I've been saving a CPSIA post as a draft for weeks, adding to it when I could find spare moments. Then I came across a post on another bloggers site, and she says everything I wanted to. Here's some CPSIA info from Sarah, author of My Charmed Life.
Wednesday, January 7, 2009
You know what keeps me up at night? Well yes - two fussing four month olds - but what do I lie in bed and think about after they are again sound asleep? What interrupts those precious few minutes of peace I get each morning in the shower and hangs over my head like a dark cloud for the rest of the day?
Five letters. CPSIA. Implementation of the Consumer Product Safety Improvement Act begins on February 10. Sadly, most of the general population has never even heard of it. Many of those who have heard of it may assume it's a good thing - with a name like that, how could it be bad? We want safer products, right?
This legislation is troubling on so many levels. It will have a severe impact on my business to be sure, but it also affects me generally speaking as a parent. I love my children, they are my world. Of course I want to protect them. The original intent of the CPSIA was likely just that, to protect our children from harmful substances such as lead and phthalates. Somewhere it got off track, way off track, and now I firmly believe it will do more harm than good.
The CPSIA comes after a year which saw recall after recall in the toy world, largely involving toys imported from China which contained dangerous amounts of lead. As written, the CPSIA requires that each and every children's product (the definition of which is VERY broad) be subjected to costly third-party testing and issued a certificate of compliance with stated levels of lead and phthalates. Products which do not have this certificate of compliance will be treated as banned hazardous substances. Even inherently lead-free items such as unfinished wood and unembellished fabric are subject to these requirements. Simply stated, under the CPSIA, products will be treated as hazardous until they are proven otherwise.
The cost of compliance will simply force many small businesses and artisans who produce small runs of handcrafted items out of business. The vast majority of these products are safe and ironically, in many cases, were intended to provide an alternative to the questionable, mass produced, imported children's products on the market. It's hard to imagine how the new law will be enforced, but the penalties for non-compliance are stiff.
Raising kids in today's economy is not easy and I like to save money where I can. This past fall, I went to a local kids consignment sale. The sale was held in a large warehouse and everything from clothes to highchairs, toys to baby carriers and more was available at a fraction of the retail cost. I was able to purchase two enormous bags of clothing for my kids, along with a couple of puzzles for around $150. These clothes will make up the bulk of their wardrobes for the year. Included in the haul were many items that look just like new and several complete outfits for my daughter (Gymboree, no less) with the tags still on them. Kids outgrow their clothes so fast, particularly in the smaller sizes, that many hardly get worn at all.
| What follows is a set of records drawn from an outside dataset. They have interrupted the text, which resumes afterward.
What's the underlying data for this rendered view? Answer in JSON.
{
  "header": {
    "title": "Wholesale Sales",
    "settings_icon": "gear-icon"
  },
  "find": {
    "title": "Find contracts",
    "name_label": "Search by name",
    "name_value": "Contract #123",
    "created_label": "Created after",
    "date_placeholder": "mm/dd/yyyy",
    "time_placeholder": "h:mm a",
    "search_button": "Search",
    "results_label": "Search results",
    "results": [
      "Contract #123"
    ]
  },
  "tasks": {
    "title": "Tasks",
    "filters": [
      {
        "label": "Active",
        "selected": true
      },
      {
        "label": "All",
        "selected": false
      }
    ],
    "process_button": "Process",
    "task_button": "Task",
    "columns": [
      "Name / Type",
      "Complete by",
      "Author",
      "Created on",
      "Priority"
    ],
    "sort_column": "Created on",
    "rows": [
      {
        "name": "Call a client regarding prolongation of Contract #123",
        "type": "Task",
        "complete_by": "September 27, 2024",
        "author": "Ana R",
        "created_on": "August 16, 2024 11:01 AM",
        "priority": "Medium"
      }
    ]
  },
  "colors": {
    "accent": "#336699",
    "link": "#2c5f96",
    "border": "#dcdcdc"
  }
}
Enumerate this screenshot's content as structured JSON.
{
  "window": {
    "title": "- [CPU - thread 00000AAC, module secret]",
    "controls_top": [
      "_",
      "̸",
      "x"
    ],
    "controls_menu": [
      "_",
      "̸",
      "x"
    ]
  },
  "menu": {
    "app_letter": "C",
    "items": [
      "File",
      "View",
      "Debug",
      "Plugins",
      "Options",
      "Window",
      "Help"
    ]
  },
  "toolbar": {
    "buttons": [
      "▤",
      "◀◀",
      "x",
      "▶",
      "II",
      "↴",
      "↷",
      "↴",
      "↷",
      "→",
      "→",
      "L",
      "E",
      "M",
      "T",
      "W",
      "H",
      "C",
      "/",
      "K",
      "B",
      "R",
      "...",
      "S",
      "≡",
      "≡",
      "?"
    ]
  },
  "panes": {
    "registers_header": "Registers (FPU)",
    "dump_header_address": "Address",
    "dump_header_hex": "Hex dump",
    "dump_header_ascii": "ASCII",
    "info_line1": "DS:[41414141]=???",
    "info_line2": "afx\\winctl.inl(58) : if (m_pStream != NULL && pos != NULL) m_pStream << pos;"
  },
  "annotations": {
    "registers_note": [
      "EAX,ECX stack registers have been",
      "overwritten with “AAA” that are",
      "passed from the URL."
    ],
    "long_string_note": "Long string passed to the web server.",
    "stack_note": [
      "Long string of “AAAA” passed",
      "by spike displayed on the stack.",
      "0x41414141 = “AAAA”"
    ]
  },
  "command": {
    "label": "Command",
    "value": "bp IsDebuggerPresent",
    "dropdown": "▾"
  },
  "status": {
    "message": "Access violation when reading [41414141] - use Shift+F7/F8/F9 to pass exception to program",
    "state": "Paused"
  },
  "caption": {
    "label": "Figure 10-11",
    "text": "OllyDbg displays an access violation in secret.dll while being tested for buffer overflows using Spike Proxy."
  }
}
It makes sense as a budget-conscious mom to take advantage of this fact, right?
Being that the twins are our last children, we had planned to sell some of their gently used things as they are outgrown. Clothing, bouncer chairs, furniture...these things aren't cheap and recouping some of their cost would certainly help us down the road. You'll find parents reselling items on Craigslist, eBay, at yard sales, consignment sales and the like. This is about to change. The CPSIA is retroactive. This means that any selling of children's products currently in existence is about to become illegal. Billions and billions of products will become contraband literally overnight. They will have to be destroyed because they cannot legally be sold. Imagine the environmental impact.
There will be no more consignment sales, or bargains to be found on kids items at thrift stores and yard sales. We'll have no choice but to shop retail, from products produced by manufacturers who are large enough to incur the required testing. Undoubtedly that cost will in turn be passed onto the consumer. Poor selection at a higher price, just what we need in an economy that already finds many on the verge of bankruptcy.
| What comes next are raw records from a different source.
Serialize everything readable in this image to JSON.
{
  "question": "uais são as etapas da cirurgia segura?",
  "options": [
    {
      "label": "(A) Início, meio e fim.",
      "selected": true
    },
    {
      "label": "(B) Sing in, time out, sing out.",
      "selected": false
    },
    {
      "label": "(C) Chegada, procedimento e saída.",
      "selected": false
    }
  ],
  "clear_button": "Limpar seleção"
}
Is there hope that this legislation can be amended before it is too late? I wish I knew. There are efforts underway by the handcrafting community to bring attention to this issue, but time is growing short. In an article published in Friday's Los Angeles Times, only one of six children's thrift stores contacted had even heard of the law. Many parties who will be deeply affected have yet to learn of those five little letters: CPSIA.
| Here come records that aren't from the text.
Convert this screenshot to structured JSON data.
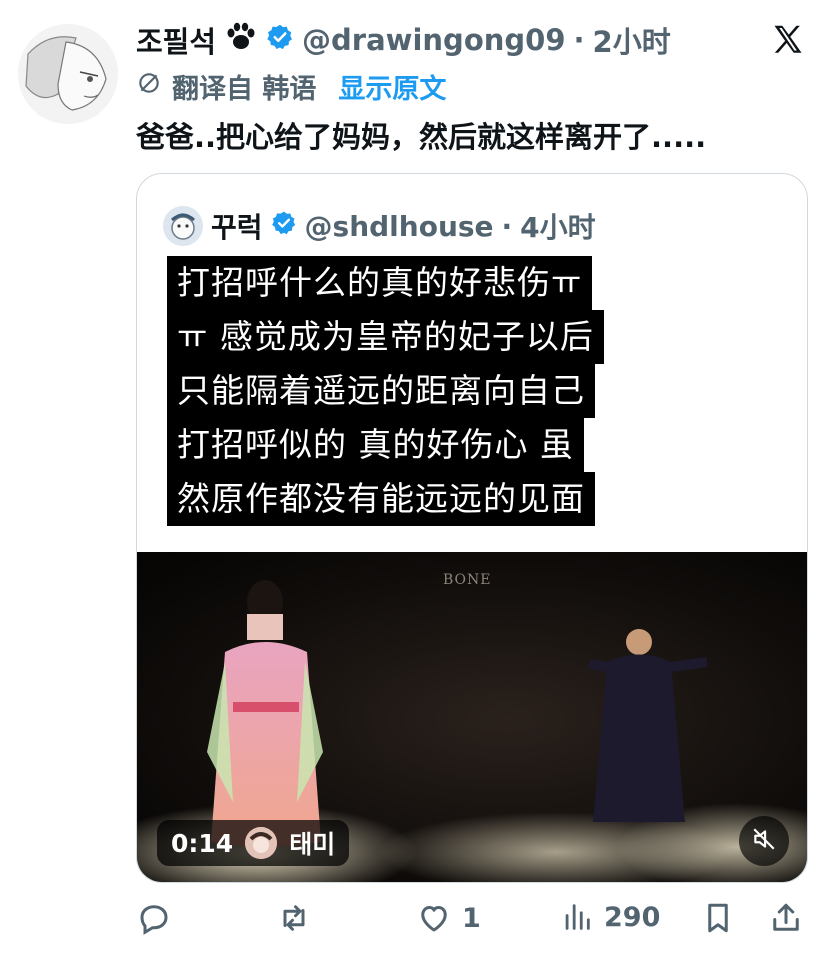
{
  "author": {
    "display_name": "조필석",
    "handle": "@drawingong09",
    "separator": "·",
    "time": "2小时"
  },
  "translation": {
    "label": "翻译自 韩语",
    "show_original": "显示原文"
  },
  "tweet_text": "爸爸..把心给了妈妈，然后就这样离开了.....",
  "quote": {
    "display_name": "꾸럭",
    "handle": "@shdlhouse",
    "separator": "·",
    "time": "4小时",
    "caption_lines": [
      "打招呼什么的真的好悲伤ㅠ",
      "ㅠ 感觉成为皇帝的妃子以后",
      "只能隔着遥远的距离向自己",
      "打招呼似的 真的好伤心 虽",
      "然原作都没有能远远的见面"
    ],
    "video": {
      "watermark": "BONE",
      "timestamp": "0:14",
      "uploader": "태미"
    }
  },
  "actions": {
    "reply_count": "",
    "retweet_count": "",
    "like_count": "1",
    "views_count": "290"
  },
  "colors": {
    "accent": "#1d9bf0",
    "secondary_text": "#536471",
    "verified": "#1d9bf0"
  },
  "icons": [
    "paw-icon",
    "verified-badge-icon",
    "x-logo-icon",
    "translate-icon",
    "mute-icon",
    "reply-icon",
    "retweet-icon",
    "like-icon",
    "views-icon",
    "bookmark-icon",
    "share-icon"
  ]
}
You can read the entire law here.
You can read my previous post, which includes links to help you contant your senators and representatives here.
Bottom line, CPSIA needs some tweaking to save handmade toys, consignment stores, work-at-home moms, our budgets, the environment, and everything else in danger if the law passes as written.